Let us briefly analyze this, for instance, a 100,000 barrels of crude oil is equivalent to 15.8 million litres of crude oil, which will require a five-ton batch making 3,160 trips per day to convey the product out of the creek. How do you pass the estuaries with this? Most of these claims are definitely outrageous and unrealistic.

Let’s assume you have so many batches, because of the time required to carry these products that means you will entirely close navigable waters heading out to sea through the estuaries to transship them into a mother vessel that will eventually take them out of the country. Of course this is most unlikely because of the heightened presence of security agencies in the maritime environment as well as the launch of the subsisting operation of ‘dantach de barawo’ by the Nigerian Navy including of course the deployment of the maritime domain awareness facilities like the ‘falcon eye’.

These facilities have in the last four weeks detected a number of vessels attempting to load crude oil and liquefied natural gas within offshore terminals without necessary documentation and approval from relevant authority like the NNPC. It is after such vessels have been arrested that an updated list with such vessels name is forwarded to the Navy to effect a list when they are duly programmed to route any of these liquids within our maritime domain. Some incidents that had occurred in the past 4 weeks to 5 weeks include the arrest of MMT VITA ARABIA which is an LNG super tanker which entered the country on the 12th of July to load the Liquified Natural Gas in Bonny without relevant documents.

We had the MT TRINITY R which was also arrested for entering without necessary approval and clearance to load LNG on the 12th of July also.

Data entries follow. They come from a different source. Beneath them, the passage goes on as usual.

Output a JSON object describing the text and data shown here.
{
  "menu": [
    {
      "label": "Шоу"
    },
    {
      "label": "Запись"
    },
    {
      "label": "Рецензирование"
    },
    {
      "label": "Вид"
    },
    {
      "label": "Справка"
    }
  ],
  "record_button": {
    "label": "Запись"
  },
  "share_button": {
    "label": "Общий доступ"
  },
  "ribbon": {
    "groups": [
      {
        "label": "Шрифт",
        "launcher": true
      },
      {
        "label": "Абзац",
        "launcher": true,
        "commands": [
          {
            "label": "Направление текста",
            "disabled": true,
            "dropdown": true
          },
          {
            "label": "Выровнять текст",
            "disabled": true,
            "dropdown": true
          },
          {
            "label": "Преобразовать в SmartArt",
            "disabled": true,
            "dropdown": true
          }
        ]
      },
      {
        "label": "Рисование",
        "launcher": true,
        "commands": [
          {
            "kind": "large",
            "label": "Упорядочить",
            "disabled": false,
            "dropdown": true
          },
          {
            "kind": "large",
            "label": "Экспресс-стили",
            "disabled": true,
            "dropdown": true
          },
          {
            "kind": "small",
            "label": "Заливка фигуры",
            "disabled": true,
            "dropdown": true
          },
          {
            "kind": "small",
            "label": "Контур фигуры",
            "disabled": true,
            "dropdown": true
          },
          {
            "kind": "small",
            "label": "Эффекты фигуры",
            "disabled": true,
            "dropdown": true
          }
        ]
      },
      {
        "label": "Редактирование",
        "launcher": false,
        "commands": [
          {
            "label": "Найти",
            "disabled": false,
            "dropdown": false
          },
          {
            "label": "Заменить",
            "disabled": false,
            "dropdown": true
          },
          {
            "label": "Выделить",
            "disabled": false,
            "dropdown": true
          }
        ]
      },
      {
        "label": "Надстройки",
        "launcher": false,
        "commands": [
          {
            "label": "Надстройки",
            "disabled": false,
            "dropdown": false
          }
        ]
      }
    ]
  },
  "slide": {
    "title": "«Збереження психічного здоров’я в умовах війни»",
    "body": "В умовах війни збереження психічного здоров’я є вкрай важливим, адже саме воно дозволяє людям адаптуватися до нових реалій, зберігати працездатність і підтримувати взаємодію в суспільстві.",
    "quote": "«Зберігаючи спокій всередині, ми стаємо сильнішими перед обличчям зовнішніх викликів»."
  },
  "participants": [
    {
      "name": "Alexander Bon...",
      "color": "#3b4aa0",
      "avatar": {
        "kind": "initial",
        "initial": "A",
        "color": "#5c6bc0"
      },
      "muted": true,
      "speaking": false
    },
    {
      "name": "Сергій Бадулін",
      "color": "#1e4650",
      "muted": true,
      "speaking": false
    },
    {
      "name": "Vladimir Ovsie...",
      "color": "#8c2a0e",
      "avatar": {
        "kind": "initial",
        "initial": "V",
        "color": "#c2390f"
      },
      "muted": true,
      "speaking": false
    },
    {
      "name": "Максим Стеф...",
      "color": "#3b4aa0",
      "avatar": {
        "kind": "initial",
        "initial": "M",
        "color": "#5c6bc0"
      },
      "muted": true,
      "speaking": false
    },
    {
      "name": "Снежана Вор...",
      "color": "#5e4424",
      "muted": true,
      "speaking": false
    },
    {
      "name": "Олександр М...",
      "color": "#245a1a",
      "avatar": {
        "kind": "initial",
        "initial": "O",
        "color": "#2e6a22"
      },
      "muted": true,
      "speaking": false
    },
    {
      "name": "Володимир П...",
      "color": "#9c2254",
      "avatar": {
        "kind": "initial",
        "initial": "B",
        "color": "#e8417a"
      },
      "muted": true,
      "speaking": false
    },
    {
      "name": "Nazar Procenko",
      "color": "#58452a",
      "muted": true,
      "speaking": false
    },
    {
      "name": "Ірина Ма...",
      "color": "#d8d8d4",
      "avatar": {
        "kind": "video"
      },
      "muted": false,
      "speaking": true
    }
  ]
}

The latest which is in the public space is a super tanker MT HERIOC EDEN which is a 336 metres long and 60 metres wide ship that is the size of three football fields and one third of it, and has the capacity of carrying 3 million barrels. It entered into the space in Apo field on the 7th of August but was accosted on the 8th of August while attempting to proceed to the single boil Maureen at the Apo oil field in Bonny without approval; and she refused to respond to instructions from the Nigerian Navy ship which was interrogating her and of course subsequently preventing her from the loading process which she intended to undertake.

The ship subsequently proceeded towards the Nigerian satomeo joint development zone and raised false ‘farisee’ incidence indicative of her encounter with the Nigerian Navy ship. That was NNS GONGOLA anyway. The ship was accusing the Nigerian Navy ship knowing clearly that its interaction was with a Nigerian Navy man of war. The ship eventually got arrested on the 10th of August at Equatorial Guinea through the activation of the collective arrangement of Nigeria with its neighbours which Equatorial Guinea is part of the Gulf of Guinea maritime area.
As I speak arrangements are in progress to hand her over to the Nigerian Navy to conduct an in depth investigation to unearth the actions of the vessel in order to ensure a more transparent process for crude oil and Liquified Natural Gas loading procedures as various terminals offshore within the Nigerian Navy hydrocarbon architecture.

We need to understand the differences between oil theft and oil losses. While oil theft is siphoning crude oil from vandalised pipes into barges, oil losses occur when there is known production, especially during shut-ins and force majeures as the Federal Government does not earn the desired revenue it should.

Losses also occur as a result of metering errors on the operating platforms as read. But the volume of crude oil shot-ins from non-production is often added to figures for oil theft instead of declaring them as oil losses. This should not be.